The causes underlying the frequent occurrence of anaemia among diabetics have not yet been clarified completely. Thomas et al.17 recently showed that about half of their diabetic patients with anaemia had inadequate iron stores. Similar results were obtained from another study in South Korea.19 Transferrinuria, chronic inflammation, an autoimmune gastritis or infections with Helicobacter pylori – with the latter occurring more frequently in diabetics – have been discussed as possible causes of the iron deficiency. Blood loss due to frequent blood withdrawal or blood sugar self-checks might also come into consideration as possible causes for an iron deficit, although Thomas et al. could not find any relationship between the number of blood withdrawals and the degree of the anaemia.17 Changed eating habits, e.g. a decreased protein intake with kidney insufficiency, may also play a role.
Apart from an inadequate iron supply, a disturbed regulation of EPO synthesis represents a significant factor in anaemia development among diabetics with renal dysfunction. It has been shown that EPO synthesis is not increased appropriately when haemoglobin levels fall off.13,14 This leads to a so-called renal anaemia that is both normochromic and normocytic. The pathogenesis of the disturbed erythropoietin response remains to be clarified in detail. Damage of the tubulointerstitial tissue (seen more often in diabetics), an autonomous neuropathy, chronic inflammation and various other factors are discussed.17,20 The authors’ group was able to show recently that renally-insufficient diabetics with poor metabolic control show lower haemoglobin and EPO levels than patients with better adjusted metabolic regulation.21

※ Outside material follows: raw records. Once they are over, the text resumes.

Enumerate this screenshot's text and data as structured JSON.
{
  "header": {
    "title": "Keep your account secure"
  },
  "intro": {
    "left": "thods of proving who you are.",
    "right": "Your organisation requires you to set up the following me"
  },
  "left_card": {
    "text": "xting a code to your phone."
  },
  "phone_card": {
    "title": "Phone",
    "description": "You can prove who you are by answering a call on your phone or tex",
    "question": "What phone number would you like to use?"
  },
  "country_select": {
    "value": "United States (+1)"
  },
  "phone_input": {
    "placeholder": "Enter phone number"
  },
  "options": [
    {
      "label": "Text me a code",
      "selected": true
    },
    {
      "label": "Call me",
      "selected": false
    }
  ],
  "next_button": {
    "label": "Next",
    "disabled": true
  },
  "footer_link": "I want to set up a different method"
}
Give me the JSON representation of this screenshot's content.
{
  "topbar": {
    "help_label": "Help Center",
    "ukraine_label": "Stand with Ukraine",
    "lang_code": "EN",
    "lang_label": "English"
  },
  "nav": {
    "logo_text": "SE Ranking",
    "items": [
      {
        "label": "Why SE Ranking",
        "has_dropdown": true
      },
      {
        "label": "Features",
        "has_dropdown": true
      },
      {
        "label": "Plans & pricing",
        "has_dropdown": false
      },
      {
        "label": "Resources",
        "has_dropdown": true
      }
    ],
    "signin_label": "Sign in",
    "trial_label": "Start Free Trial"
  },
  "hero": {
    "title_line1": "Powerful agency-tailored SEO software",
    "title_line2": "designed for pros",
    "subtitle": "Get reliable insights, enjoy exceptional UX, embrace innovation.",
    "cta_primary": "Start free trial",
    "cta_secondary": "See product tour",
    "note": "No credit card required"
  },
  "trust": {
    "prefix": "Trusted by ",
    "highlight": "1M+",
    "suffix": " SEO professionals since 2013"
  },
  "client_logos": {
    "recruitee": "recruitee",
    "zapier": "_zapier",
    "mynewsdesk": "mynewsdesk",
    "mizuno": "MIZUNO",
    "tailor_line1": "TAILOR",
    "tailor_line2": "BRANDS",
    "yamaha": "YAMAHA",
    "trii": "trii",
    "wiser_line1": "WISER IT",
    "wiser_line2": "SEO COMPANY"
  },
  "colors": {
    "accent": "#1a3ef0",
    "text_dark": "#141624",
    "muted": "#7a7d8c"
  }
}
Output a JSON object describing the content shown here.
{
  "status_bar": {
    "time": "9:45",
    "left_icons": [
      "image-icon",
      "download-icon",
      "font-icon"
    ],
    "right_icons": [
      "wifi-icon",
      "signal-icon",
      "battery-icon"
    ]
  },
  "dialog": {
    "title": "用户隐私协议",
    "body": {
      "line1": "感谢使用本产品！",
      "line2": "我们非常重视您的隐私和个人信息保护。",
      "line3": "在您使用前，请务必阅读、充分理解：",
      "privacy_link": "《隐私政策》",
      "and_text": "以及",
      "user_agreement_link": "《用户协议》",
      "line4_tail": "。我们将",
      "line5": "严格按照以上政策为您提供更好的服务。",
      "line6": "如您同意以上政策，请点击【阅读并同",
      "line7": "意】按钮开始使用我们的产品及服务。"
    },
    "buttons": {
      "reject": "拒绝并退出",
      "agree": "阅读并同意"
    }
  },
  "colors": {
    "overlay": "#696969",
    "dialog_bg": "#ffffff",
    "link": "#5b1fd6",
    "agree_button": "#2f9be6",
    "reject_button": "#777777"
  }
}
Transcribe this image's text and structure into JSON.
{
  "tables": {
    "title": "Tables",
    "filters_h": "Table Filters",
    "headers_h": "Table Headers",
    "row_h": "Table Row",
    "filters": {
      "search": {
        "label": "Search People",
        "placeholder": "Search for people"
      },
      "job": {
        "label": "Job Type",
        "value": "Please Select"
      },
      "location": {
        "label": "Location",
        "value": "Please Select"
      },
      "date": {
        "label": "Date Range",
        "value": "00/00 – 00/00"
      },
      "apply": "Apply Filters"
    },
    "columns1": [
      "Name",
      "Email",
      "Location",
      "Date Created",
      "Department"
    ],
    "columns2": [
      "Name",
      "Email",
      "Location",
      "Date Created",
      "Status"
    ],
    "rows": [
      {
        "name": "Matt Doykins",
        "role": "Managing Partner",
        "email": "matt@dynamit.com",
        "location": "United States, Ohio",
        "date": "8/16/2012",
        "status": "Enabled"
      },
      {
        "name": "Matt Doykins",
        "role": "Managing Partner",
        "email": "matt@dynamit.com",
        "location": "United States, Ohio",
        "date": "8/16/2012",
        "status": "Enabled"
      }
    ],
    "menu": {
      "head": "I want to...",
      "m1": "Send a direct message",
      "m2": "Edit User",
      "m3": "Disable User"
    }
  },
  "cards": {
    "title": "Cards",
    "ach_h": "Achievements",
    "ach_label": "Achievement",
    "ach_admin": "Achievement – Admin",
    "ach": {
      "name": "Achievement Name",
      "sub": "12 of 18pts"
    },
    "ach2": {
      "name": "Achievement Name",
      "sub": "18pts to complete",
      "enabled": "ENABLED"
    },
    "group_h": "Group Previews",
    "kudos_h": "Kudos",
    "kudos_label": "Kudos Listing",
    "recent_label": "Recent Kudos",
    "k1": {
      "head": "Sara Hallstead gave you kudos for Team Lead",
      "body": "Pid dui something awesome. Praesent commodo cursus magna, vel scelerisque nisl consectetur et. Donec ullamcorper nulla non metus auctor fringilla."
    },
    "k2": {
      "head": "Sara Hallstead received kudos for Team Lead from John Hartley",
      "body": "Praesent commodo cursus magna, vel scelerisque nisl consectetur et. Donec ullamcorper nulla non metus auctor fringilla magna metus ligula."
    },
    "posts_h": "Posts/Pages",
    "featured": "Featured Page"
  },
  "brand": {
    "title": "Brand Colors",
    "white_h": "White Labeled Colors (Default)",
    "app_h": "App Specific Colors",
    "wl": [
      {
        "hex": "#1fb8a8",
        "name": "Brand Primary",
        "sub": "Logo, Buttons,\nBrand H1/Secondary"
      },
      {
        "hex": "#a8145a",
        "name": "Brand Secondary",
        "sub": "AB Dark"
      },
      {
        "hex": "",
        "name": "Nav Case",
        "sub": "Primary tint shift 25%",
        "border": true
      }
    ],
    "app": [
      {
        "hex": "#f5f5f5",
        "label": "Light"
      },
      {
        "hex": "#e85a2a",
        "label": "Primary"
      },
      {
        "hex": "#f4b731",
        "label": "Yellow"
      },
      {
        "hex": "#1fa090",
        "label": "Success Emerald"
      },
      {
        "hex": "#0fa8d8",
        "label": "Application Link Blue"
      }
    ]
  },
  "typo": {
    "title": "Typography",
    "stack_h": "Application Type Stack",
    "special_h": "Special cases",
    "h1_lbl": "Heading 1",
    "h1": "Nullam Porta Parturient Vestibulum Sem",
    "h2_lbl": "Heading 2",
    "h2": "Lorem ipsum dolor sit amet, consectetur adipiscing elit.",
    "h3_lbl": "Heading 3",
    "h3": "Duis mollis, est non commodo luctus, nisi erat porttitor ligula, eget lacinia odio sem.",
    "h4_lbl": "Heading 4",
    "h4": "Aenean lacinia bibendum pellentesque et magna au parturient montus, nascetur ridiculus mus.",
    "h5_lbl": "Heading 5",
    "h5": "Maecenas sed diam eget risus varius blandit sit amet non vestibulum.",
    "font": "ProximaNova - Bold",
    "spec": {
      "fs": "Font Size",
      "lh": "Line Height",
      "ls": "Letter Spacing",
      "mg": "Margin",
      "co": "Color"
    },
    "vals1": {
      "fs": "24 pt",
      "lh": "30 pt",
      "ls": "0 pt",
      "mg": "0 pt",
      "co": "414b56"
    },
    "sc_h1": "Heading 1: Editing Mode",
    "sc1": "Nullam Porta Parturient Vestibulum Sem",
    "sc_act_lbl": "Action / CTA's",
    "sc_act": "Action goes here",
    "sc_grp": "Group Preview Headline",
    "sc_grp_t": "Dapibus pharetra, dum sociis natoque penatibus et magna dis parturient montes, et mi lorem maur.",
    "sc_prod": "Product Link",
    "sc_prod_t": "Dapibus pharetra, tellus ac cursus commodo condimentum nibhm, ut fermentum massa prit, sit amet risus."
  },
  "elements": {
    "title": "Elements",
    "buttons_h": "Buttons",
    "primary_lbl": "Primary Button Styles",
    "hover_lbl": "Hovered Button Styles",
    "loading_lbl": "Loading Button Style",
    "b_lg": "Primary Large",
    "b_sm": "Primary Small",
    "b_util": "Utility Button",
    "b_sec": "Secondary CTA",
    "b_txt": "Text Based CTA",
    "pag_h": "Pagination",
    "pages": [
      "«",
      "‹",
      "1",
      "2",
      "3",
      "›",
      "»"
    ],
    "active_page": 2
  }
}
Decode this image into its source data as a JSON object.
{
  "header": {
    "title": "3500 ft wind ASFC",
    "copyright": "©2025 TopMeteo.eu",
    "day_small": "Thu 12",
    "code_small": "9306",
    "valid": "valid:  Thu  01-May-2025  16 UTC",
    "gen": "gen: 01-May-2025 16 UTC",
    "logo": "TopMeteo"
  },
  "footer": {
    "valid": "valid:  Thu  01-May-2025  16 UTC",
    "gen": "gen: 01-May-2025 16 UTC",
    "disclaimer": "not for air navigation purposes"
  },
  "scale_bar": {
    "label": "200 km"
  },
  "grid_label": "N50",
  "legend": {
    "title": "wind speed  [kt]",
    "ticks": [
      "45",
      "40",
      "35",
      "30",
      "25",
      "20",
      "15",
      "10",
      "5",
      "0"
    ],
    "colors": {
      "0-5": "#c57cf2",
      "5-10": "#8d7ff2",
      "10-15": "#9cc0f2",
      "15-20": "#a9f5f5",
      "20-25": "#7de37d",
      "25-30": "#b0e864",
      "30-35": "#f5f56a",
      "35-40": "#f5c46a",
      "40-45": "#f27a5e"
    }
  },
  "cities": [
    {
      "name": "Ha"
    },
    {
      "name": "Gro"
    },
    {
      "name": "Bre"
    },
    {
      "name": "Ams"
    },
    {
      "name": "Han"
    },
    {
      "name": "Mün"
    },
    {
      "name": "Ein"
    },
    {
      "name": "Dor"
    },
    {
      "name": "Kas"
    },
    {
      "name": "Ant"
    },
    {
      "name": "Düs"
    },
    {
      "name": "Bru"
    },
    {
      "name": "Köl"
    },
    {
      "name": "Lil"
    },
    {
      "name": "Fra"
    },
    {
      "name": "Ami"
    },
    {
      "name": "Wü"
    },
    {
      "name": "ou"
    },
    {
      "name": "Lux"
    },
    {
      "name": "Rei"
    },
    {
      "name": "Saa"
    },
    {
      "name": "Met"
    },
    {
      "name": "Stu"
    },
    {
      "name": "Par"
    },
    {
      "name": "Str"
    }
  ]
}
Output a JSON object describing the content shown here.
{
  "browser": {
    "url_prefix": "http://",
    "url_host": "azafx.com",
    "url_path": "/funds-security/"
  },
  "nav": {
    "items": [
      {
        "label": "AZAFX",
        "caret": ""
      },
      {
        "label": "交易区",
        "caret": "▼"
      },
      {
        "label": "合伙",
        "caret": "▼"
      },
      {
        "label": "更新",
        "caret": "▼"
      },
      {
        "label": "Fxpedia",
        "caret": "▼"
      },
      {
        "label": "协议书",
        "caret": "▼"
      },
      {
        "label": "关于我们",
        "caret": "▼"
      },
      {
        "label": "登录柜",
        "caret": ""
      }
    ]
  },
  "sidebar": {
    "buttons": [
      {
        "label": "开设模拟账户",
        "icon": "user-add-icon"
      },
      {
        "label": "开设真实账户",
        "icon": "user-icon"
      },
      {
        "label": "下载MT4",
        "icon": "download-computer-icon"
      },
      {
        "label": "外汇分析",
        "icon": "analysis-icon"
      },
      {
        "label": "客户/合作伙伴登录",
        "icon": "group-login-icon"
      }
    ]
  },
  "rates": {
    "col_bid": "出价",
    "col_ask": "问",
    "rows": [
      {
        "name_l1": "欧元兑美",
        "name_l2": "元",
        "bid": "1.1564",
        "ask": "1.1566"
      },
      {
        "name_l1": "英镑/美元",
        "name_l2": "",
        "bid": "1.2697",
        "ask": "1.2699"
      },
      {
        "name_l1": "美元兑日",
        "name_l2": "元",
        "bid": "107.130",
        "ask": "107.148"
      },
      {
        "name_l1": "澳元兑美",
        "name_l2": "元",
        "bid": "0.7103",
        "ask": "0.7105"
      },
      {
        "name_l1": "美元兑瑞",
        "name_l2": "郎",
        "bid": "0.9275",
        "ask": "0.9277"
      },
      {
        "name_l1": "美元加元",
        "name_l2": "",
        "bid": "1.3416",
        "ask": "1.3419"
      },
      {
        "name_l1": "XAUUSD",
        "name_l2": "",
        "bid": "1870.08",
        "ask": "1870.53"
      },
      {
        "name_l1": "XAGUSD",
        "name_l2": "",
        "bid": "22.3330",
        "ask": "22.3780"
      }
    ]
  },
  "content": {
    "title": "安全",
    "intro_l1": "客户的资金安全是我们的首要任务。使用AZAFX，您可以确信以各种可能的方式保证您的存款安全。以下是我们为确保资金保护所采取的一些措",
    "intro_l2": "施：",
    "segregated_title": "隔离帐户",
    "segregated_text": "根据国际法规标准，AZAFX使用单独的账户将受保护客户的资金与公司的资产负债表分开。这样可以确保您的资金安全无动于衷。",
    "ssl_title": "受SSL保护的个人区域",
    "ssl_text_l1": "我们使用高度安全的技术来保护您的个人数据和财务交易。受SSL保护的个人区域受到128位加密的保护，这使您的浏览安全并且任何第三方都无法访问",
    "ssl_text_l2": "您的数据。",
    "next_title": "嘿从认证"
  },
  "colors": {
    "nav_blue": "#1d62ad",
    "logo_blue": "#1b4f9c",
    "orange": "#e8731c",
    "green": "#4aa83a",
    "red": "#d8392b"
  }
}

An early diagnosis of anaemia in proteinuric diabetics is important since a reduction in haemoglobin coincides with the development of cardiovascular complications even before the dialysis stage is reached. Levin et al.22 were able to show in a large prospective study that one-third of patients with a creatinine-clearance of between 75 and 25ml/min show an LVH. After a follow-up period of one year the increase in muscle mass was basically determined by two factors that could both be influenced by therapy: systolic blood pressure and haemoglobin level. The authors showed that within this patient collective a decrease in haemoglobin of 0.5g/dl correlates with a significant increase in LVH.
Early recognition and treatment of anaemia might therefore represent an important component in the cardiovascular protection of renally-insufficient patients. The final results of prospective studies remain to be published. More recent studies assume that the progression of the nephropathy is promoted by the anaemia too. In a follow-up study of type 1 and type 2 diabetics with nephropathy, Hasslacher et al.23 were able to show that patients with anaemia showed a more rapid decline of kidney function than patients without anaemia. Similar findings were also acquired in the Reduction of Endpoints in Non-Insulin- Dependent Diabetes Mellitus with the Angiotensin II Antagonist Losartan (RENAAL) study.24 Kuriyama et al.25 found that an increase in haemoglobin caused by erythropoietin among anaemic patients with renal insufficiency of varying origin was associated with a slower progression of nephropathy.
Amongst diabetics with nephropathy, the appearance of anaemia therefore identifies a group with an excessively high cardiovascular and renal risk. The DiaNe study shows that mild forms of anaemia can often be detected among patients with minor renal insufficiency. Consistent monitoring of the frequently taken blood counts, further characterisation of an (accidentally) detected anaemia and, where necessary, introduction of therapy represent important new tasks in the everyday treatment of diabetic patients.